The latest official data points to China accounting for nearly a third of the world’s middle-income population.
Figures just released by China’s National Bureau of Statistics (NBS) indicate that the country’s middle-income population has reached 300 million, accounting for 30% of the global total.
The data release comes shortly after the 2017 Central Economic Work Conference claimed that China has “created the most populous middle-income demographic in the world.”
Critics point out, however, that the standard used to define “middle-income” are too broad, and fail to adequately take China’s domestic conditions into accounts.
The NBS used the World Bank’s middle-income benchmark, which in the case of China translates into an annual income of 25,000 – 250,000 yuan.
Writing for Securities Times, Yu Fenghui (余丰慧) points out that that the problem with this standard is that it encompasses far too broad an income range, and that the bottom end falls well below the threshold of what would be considered “middle-income” in the Chinese context.

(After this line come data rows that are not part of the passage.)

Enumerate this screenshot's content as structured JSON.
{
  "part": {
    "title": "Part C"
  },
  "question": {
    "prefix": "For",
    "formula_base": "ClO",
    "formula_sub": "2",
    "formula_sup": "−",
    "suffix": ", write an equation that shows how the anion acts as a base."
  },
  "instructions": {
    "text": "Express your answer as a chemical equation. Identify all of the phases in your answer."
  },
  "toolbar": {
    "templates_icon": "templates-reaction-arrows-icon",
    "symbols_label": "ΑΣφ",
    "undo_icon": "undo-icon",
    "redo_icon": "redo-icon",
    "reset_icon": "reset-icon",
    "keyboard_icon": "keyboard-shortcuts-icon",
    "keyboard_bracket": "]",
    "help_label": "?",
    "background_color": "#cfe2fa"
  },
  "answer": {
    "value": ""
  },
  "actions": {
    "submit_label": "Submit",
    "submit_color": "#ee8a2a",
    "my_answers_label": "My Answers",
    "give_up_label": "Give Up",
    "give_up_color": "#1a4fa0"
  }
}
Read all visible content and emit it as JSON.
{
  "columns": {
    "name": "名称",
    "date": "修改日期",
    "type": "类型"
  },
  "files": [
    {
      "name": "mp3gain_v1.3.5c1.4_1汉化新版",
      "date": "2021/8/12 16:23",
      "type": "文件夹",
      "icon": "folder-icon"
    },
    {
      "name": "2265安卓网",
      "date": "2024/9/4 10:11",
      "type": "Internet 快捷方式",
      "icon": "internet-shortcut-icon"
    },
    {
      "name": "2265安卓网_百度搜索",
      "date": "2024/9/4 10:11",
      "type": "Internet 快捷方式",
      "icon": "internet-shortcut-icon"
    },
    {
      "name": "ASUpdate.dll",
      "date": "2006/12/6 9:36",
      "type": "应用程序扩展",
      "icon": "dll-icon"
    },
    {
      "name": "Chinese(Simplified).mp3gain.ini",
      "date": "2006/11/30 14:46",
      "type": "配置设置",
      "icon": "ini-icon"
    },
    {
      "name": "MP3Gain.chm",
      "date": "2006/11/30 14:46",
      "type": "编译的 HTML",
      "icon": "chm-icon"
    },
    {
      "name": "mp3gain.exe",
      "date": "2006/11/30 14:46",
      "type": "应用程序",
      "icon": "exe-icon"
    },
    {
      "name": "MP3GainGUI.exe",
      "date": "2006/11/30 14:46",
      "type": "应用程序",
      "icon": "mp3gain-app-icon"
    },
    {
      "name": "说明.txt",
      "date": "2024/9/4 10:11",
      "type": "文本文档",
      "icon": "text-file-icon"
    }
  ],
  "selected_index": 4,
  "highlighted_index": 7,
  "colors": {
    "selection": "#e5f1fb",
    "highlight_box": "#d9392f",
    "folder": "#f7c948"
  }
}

“If an annual income of 25,000 yuan (or a monthly income of 2083 yuan) is considered middle-income, then this standard is too low,” writes Yu.
“Anyone who works as a labourer in the city can reach this standard….China’s middle-income population is not up to 300 million.”
Yu instead advocates the use of a higher benchmark for defining China’s middle-income population, as well as the inclusion of other significant indices.
“China’s middle-income population benchmark should be tilted towards the high end…and not solely dependent upon income data for assessment.
“Based on the fundamental standards for wellbeing in China, [benchmarks] should at least involve secure residence and the availability of leisure, ownership of a home and vehicle, ability to readily raise children and care for the elderly, and no pressure in providing education for one’s offspring.”